• **RECORD SET**:
_____

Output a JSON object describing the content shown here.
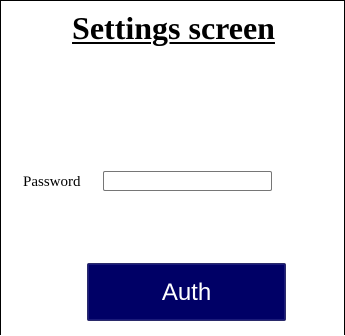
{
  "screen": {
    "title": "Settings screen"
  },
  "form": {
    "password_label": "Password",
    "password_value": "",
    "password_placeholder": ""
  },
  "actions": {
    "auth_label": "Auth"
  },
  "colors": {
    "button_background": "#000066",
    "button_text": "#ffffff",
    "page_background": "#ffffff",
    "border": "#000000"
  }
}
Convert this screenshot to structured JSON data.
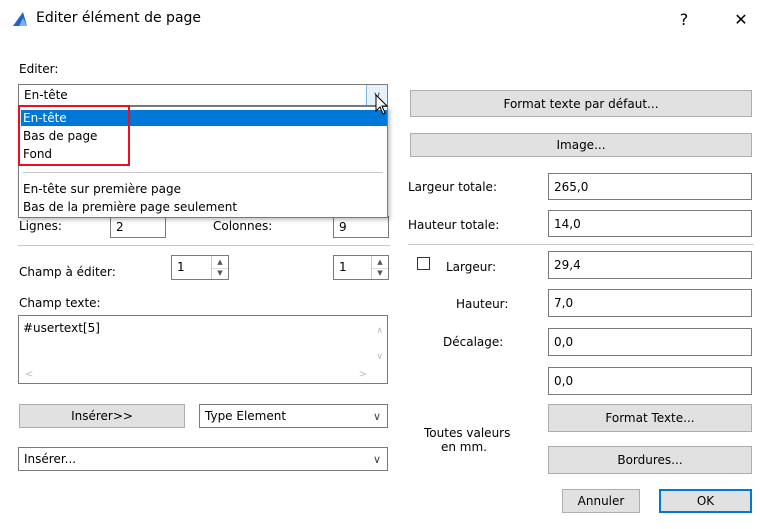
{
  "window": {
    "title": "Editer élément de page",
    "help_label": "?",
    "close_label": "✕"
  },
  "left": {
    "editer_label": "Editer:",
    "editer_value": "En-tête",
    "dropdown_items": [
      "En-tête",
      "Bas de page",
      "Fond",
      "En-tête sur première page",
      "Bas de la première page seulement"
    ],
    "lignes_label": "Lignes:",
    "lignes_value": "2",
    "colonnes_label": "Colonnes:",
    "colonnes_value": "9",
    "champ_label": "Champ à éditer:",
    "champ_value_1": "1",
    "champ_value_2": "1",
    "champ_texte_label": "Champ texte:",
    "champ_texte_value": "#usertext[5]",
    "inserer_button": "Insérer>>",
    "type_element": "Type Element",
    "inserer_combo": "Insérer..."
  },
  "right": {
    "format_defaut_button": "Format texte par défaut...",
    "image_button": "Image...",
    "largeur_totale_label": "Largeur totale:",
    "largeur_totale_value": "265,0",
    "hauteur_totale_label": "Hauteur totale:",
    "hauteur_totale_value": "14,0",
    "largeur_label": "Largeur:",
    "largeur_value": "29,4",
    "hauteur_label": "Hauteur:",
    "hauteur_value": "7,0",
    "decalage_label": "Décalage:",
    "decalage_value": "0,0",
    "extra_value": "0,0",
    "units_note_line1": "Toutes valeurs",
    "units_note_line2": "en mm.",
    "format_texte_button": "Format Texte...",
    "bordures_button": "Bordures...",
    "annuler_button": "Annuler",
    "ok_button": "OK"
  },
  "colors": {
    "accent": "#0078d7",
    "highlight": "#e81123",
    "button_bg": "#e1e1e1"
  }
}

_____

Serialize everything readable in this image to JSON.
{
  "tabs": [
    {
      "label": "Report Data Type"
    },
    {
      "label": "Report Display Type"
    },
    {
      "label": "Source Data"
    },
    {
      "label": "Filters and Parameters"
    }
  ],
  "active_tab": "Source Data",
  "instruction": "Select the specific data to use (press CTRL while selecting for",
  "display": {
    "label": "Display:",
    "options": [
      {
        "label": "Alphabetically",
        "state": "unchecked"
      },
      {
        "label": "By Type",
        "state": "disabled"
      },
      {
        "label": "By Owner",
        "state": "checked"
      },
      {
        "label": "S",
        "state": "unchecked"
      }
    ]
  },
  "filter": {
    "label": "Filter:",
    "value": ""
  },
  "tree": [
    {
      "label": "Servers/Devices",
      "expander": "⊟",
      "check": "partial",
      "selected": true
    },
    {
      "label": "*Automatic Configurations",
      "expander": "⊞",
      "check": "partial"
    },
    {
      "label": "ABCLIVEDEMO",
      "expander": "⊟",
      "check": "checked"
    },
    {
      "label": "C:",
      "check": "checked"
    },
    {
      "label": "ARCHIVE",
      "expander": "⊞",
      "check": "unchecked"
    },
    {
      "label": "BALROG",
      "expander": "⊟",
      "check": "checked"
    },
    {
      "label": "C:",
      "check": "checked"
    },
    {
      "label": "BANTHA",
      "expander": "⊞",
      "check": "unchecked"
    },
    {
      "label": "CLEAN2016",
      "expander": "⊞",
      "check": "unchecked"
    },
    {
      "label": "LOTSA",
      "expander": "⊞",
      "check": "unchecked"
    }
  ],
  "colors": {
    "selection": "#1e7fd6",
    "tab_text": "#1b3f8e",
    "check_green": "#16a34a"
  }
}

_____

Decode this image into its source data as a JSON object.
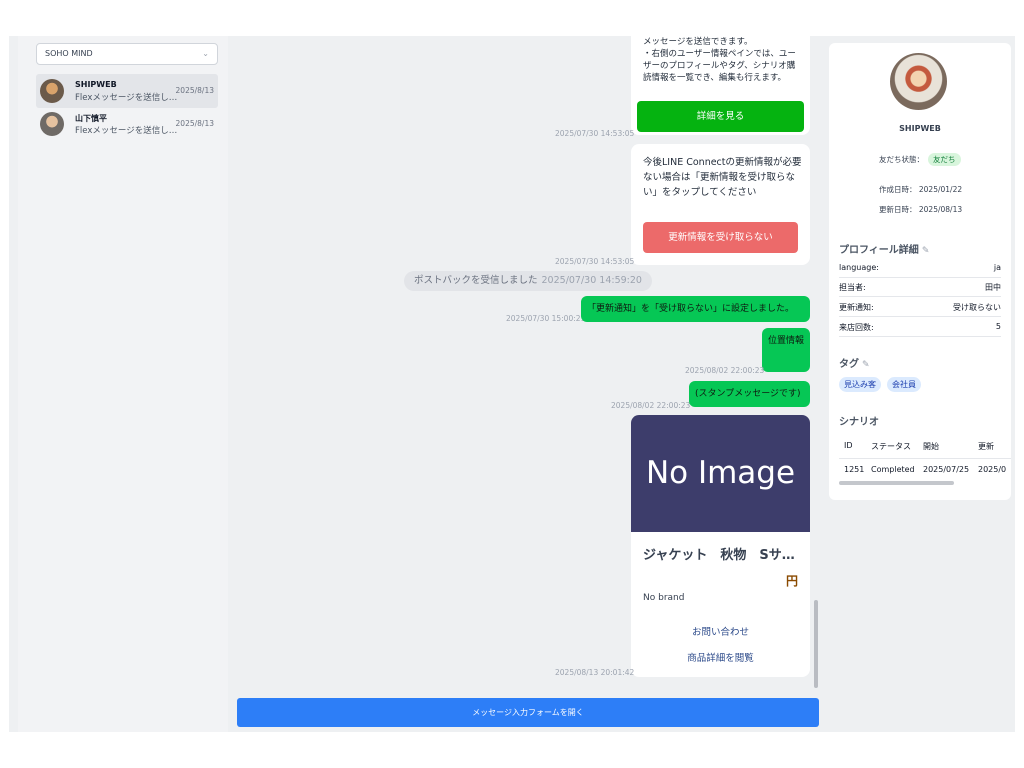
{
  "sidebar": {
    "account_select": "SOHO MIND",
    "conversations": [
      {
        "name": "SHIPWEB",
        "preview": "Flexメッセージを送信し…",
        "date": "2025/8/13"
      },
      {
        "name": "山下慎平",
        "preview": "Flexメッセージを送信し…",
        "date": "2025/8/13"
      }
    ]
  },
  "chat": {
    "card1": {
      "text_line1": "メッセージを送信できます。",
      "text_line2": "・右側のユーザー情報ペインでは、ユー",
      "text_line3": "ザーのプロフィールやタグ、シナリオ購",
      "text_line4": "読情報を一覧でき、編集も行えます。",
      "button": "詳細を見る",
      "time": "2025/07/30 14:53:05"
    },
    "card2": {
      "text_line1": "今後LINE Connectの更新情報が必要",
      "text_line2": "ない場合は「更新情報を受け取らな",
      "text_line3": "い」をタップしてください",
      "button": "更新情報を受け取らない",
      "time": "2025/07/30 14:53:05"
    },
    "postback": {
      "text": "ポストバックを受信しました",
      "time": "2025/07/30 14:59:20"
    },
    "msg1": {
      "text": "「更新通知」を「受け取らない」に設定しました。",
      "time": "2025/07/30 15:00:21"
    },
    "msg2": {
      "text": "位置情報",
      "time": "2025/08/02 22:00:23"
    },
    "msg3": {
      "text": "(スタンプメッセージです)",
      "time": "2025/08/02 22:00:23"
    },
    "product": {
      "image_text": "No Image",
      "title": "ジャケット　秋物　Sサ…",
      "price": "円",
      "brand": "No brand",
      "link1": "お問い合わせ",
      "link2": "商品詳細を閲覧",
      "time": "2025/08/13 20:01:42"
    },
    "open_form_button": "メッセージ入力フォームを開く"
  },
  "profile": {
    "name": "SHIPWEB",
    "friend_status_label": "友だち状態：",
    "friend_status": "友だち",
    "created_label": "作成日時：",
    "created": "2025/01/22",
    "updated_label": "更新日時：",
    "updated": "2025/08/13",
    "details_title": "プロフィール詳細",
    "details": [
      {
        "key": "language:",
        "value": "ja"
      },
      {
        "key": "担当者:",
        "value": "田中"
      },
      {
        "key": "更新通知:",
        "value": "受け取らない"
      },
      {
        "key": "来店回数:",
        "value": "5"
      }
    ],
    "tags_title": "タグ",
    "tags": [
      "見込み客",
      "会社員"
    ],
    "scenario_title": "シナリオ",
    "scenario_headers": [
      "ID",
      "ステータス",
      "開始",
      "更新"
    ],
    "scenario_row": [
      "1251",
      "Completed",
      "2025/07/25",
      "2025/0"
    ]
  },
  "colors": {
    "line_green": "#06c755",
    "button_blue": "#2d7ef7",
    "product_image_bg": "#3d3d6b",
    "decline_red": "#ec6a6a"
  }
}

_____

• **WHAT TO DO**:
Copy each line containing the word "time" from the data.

• **EXERCISE RESULT**:
      "time": "2025/07/30 14:53:05"
      "time": "2025/07/30 14:53:05"
      "time": "2025/07/30 14:59:20"
      "time": "2025/07/30 15:00:21"
      "time": "2025/08/02 22:00:23"
      "time": "2025/08/02 22:00:23"
      "time": "2025/08/13 20:01:42"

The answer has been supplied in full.